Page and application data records
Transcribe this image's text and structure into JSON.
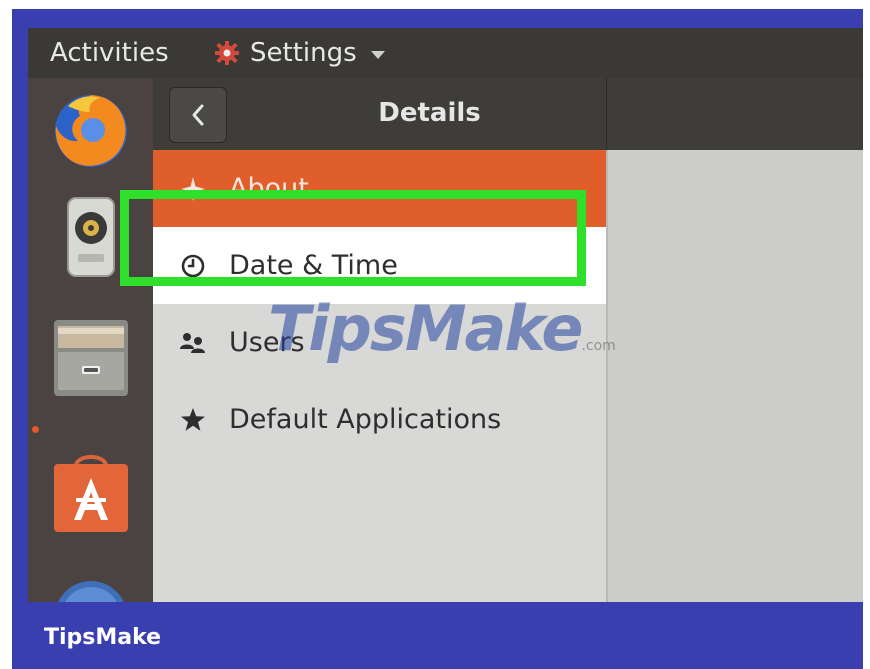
{
  "topbar": {
    "activities_label": "Activities",
    "app_menu_label": "Settings",
    "app_menu_icon": "settings-gear-icon"
  },
  "dock": {
    "items": [
      {
        "name": "firefox",
        "icon": "firefox-icon"
      },
      {
        "name": "rhythmbox",
        "icon": "speaker-icon"
      },
      {
        "name": "files",
        "icon": "file-cabinet-icon"
      },
      {
        "name": "software",
        "icon": "shopping-bag-icon"
      },
      {
        "name": "help",
        "icon": "help-icon"
      }
    ]
  },
  "header": {
    "back_icon": "chevron-left-icon",
    "title": "Details"
  },
  "sidebar": {
    "items": [
      {
        "label": "About",
        "icon": "sparkle-icon",
        "selected": true
      },
      {
        "label": "Date & Time",
        "icon": "clock-icon",
        "highlighted": true
      },
      {
        "label": "Users",
        "icon": "users-icon"
      },
      {
        "label": "Default Applications",
        "icon": "star-icon"
      }
    ]
  },
  "watermark": {
    "text": "TipsMake",
    "suffix": ".com"
  },
  "footer": {
    "brand": "TipsMake"
  },
  "colors": {
    "frame": "#3a3fb0",
    "selected_row": "#e05e2a",
    "highlight_border": "#2ee02a",
    "panel_bg": "#3a3935"
  }
}
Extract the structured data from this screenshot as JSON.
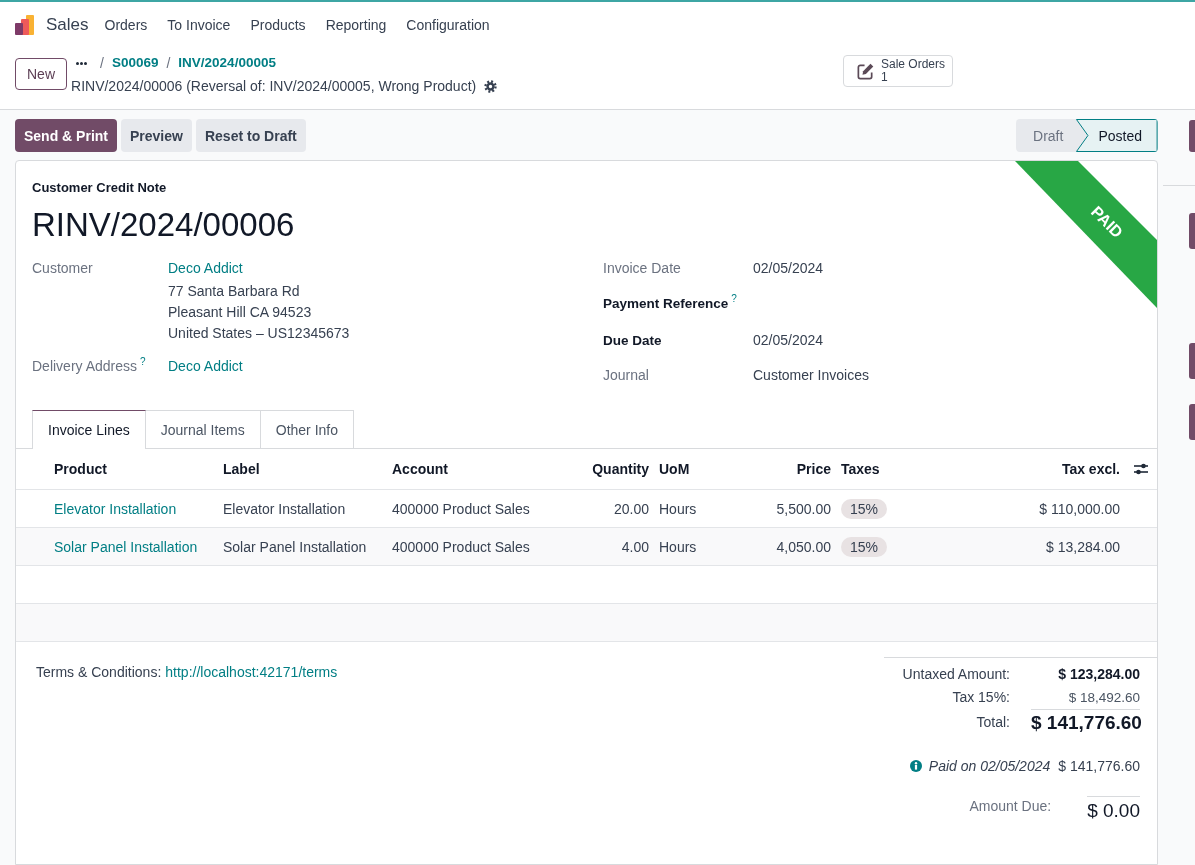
{
  "navbar": {
    "app_name": "Sales",
    "menu": [
      "Orders",
      "To Invoice",
      "Products",
      "Reporting",
      "Configuration"
    ]
  },
  "control_panel": {
    "new_button": "New",
    "breadcrumb_separator": "/",
    "breadcrumbs": [
      "S00069",
      "INV/2024/00005"
    ],
    "record_title": "RINV/2024/00006 (Reversal of: INV/2024/00005, Wrong Product)",
    "smart_button": {
      "label": "Sale Orders",
      "count": "1"
    }
  },
  "actions": [
    {
      "label": "Send & Print",
      "kind": "primary"
    },
    {
      "label": "Preview",
      "kind": "secondary"
    },
    {
      "label": "Reset to Draft",
      "kind": "secondary"
    }
  ],
  "statusbar": [
    {
      "label": "Draft",
      "selected": false
    },
    {
      "label": "Posted",
      "selected": true
    }
  ],
  "sheet": {
    "ribbon": "PAID",
    "document_type": "Customer Credit Note",
    "name": "RINV/2024/00006",
    "left_fields": [
      {
        "label": "Customer",
        "editable": false,
        "link": true,
        "value": "Deco Addict",
        "address": [
          "77 Santa Barbara Rd",
          "Pleasant Hill CA 94523",
          "United States – US12345673"
        ]
      },
      {
        "label": "Delivery Address",
        "help": "?",
        "editable": false,
        "link": true,
        "value": "Deco Addict"
      }
    ],
    "right_fields": [
      {
        "label": "Invoice Date",
        "editable": false,
        "link": false,
        "value": "02/05/2024"
      },
      {
        "label": "Payment Reference",
        "help": "?",
        "editable": true
      },
      {
        "label": "Due Date",
        "editable": true,
        "link": false,
        "value": "02/05/2024"
      },
      {
        "label": "Journal",
        "editable": false,
        "link": false,
        "value": "Customer Invoices"
      }
    ],
    "tabs": [
      {
        "label": "Invoice Lines",
        "selected": true
      },
      {
        "label": "Journal Items",
        "selected": false
      },
      {
        "label": "Other Info",
        "selected": false
      }
    ],
    "table": {
      "columns": [
        {
          "label": "Product",
          "kind": "link"
        },
        {
          "label": "Label",
          "kind": "text"
        },
        {
          "label": "Account",
          "kind": "text"
        },
        {
          "label": "Quantity",
          "kind": "number"
        },
        {
          "label": "UoM",
          "kind": "text"
        },
        {
          "label": "Price",
          "kind": "number"
        },
        {
          "label": "Taxes",
          "kind": "tags"
        },
        {
          "label": "Tax excl.",
          "kind": "number"
        }
      ],
      "rows": [
        {
          "cells": [
            "Elevator Installation",
            "Elevator Installation",
            "400000 Product Sales",
            "20.00",
            "Hours",
            "5,500.00",
            [
              "15%"
            ],
            "$ 110,000.00"
          ]
        },
        {
          "cells": [
            "Solar Panel Installation",
            "Solar Panel Installation",
            "400000 Product Sales",
            "4.00",
            "Hours",
            "4,050.00",
            [
              "15%"
            ],
            "$ 13,284.00"
          ]
        }
      ]
    },
    "terms": {
      "label": "Terms & Conditions:",
      "link": "http://localhost:42171/terms"
    },
    "totals": {
      "lines": [
        {
          "kind": "subtotal",
          "label": "Untaxed Amount:",
          "value": "$ 123,284.00"
        },
        {
          "kind": "tax",
          "label": "Tax 15%:",
          "value": "$ 18,492.60"
        },
        {
          "kind": "total",
          "label": "Total:",
          "value": "$ 141,776.60"
        }
      ],
      "payments": [
        {
          "label": "Paid on 02/05/2024",
          "amount": "$ 141,776.60"
        }
      ],
      "amount_due": {
        "label": "Amount Due:",
        "value": "$ 0.00"
      }
    }
  }
}
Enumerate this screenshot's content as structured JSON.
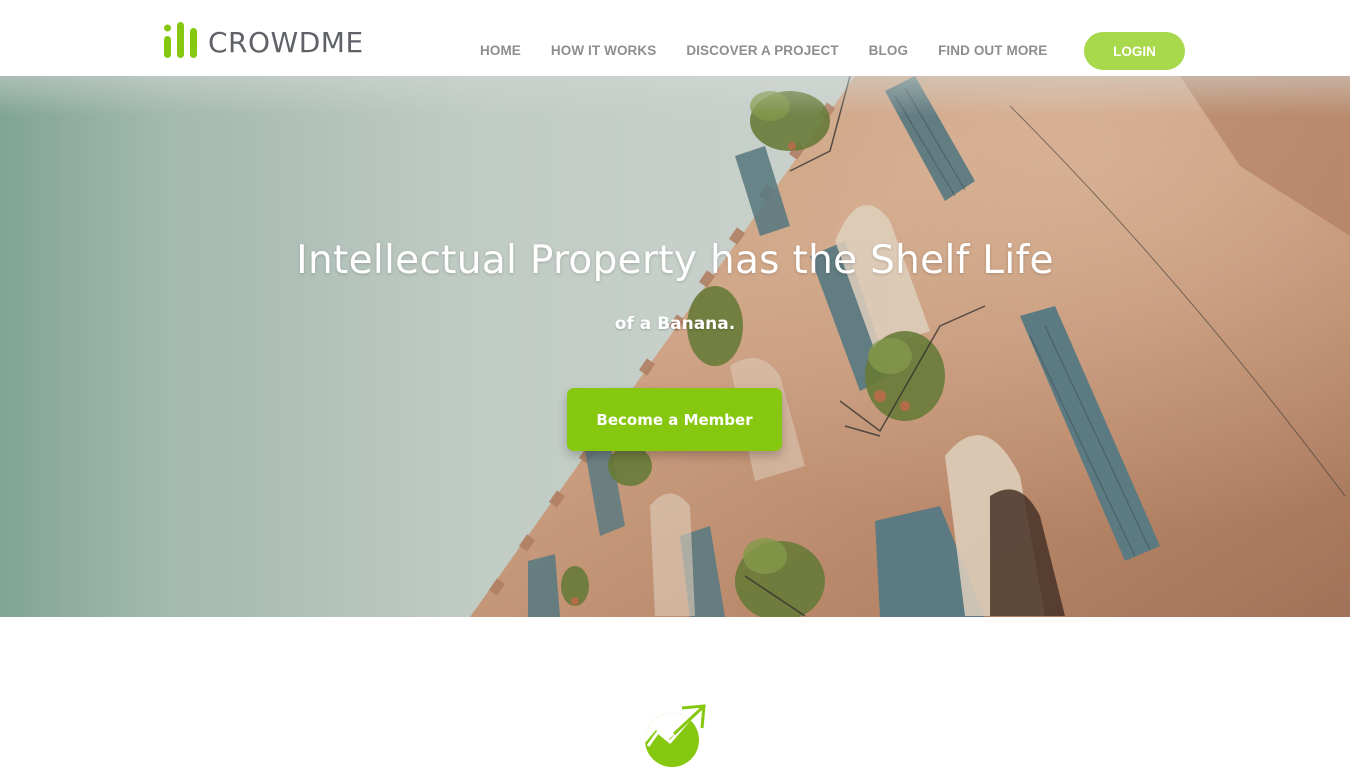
{
  "brand": {
    "name": "CROWDME",
    "accent_color": "#86c70f",
    "logo_icon": "bar-chart-logo-icon"
  },
  "nav": {
    "items": [
      {
        "label": "HOME"
      },
      {
        "label": "HOW IT WORKS"
      },
      {
        "label": "DISCOVER A PROJECT"
      },
      {
        "label": "BLOG"
      },
      {
        "label": "FIND OUT MORE"
      }
    ],
    "login_label": "LOGIN",
    "login_color": "#a8d84c"
  },
  "hero": {
    "title": "Intellectual Property has the Shelf Life",
    "subtitle": "of a Banana.",
    "cta_label": "Become a Member",
    "cta_color": "#86c70f"
  },
  "section": {
    "icon": "growth-arrow-icon"
  }
}
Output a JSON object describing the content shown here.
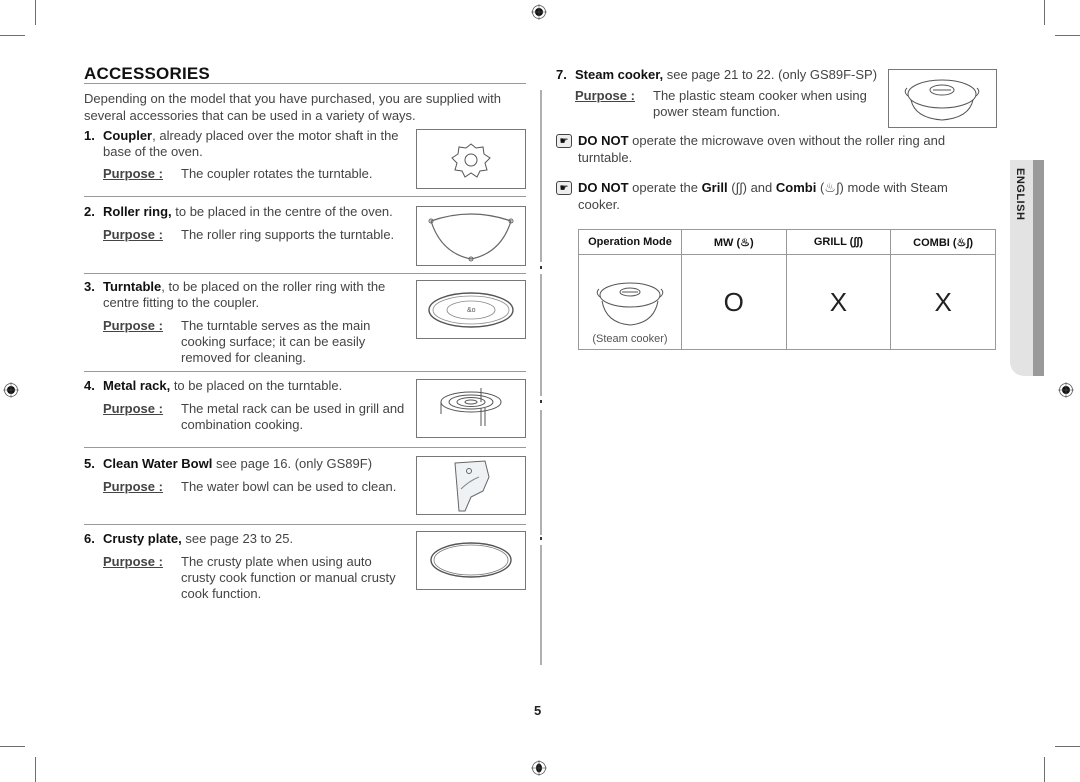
{
  "page": {
    "title": "ACCESSORIES",
    "intro": "Depending on the model that you have purchased, you are supplied with several accessories that can be used in a variety of ways.",
    "purpose_label": "Purpose :",
    "page_number": "5",
    "language_tab": "ENGLISH"
  },
  "items": [
    {
      "num": "1.",
      "name": "Coupler",
      "desc": ", already placed over the motor shaft in the base of the oven.",
      "purpose": "The coupler rotates the turntable.",
      "image": "coupler-image"
    },
    {
      "num": "2.",
      "name": "Roller ring,",
      "desc": " to be placed in the centre of the oven.",
      "purpose": "The roller ring supports the turntable.",
      "image": "roller-ring-image"
    },
    {
      "num": "3.",
      "name": "Turntable",
      "desc": ", to be placed on the roller ring with the centre fitting to the coupler.",
      "purpose": "The turntable serves as the main cooking surface; it can be easily removed for cleaning.",
      "image": "turntable-image"
    },
    {
      "num": "4.",
      "name": "Metal rack,",
      "desc": " to be placed on the turntable.",
      "purpose": "The metal rack can be used in grill and combination cooking.",
      "image": "metal-rack-image"
    },
    {
      "num": "5.",
      "name": "Clean Water Bowl",
      "desc": " see page 16. (only GS89F)",
      "purpose": "The water bowl can be used to clean.",
      "image": "water-bowl-image"
    },
    {
      "num": "6.",
      "name": "Crusty plate,",
      "desc": " see page 23 to 25.",
      "purpose": "The crusty plate when using auto crusty cook function or manual crusty cook function.",
      "image": "crusty-plate-image"
    },
    {
      "num": "7.",
      "name": "Steam cooker,",
      "desc": " see page 21 to 22. (only GS89F-SP)",
      "purpose": "The plastic steam cooker when using power steam function.",
      "image": "steam-cooker-image"
    }
  ],
  "notes": [
    {
      "icon": "pointing-hand-icon",
      "bold": "DO NOT",
      "text": " operate the microwave oven without the roller ring and turntable."
    },
    {
      "icon": "pointing-hand-icon",
      "bold1": "DO NOT",
      "text1": " operate the ",
      "bold2": "Grill",
      "text2": " (∫∫) and ",
      "bold3": "Combi",
      "text3": " (♨∫) mode with Steam cooker."
    }
  ],
  "table": {
    "headers": [
      "Operation Mode",
      "MW (♨)",
      "GRILL (∫∫)",
      "COMBI (♨∫)"
    ],
    "row": {
      "label": "(Steam cooker)",
      "values": [
        "O",
        "X",
        "X"
      ]
    }
  }
}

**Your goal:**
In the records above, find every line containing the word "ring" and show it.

**Result for this exercise:**
      "name": "Roller ring,",
      "purpose": "The roller ring supports the turntable.",
      "image": "roller-ring-image"
      "desc": ", to be placed on the roller ring with the centre fitting to the coupler.",
      "text": " operate the microwave oven without the roller ring and turntable."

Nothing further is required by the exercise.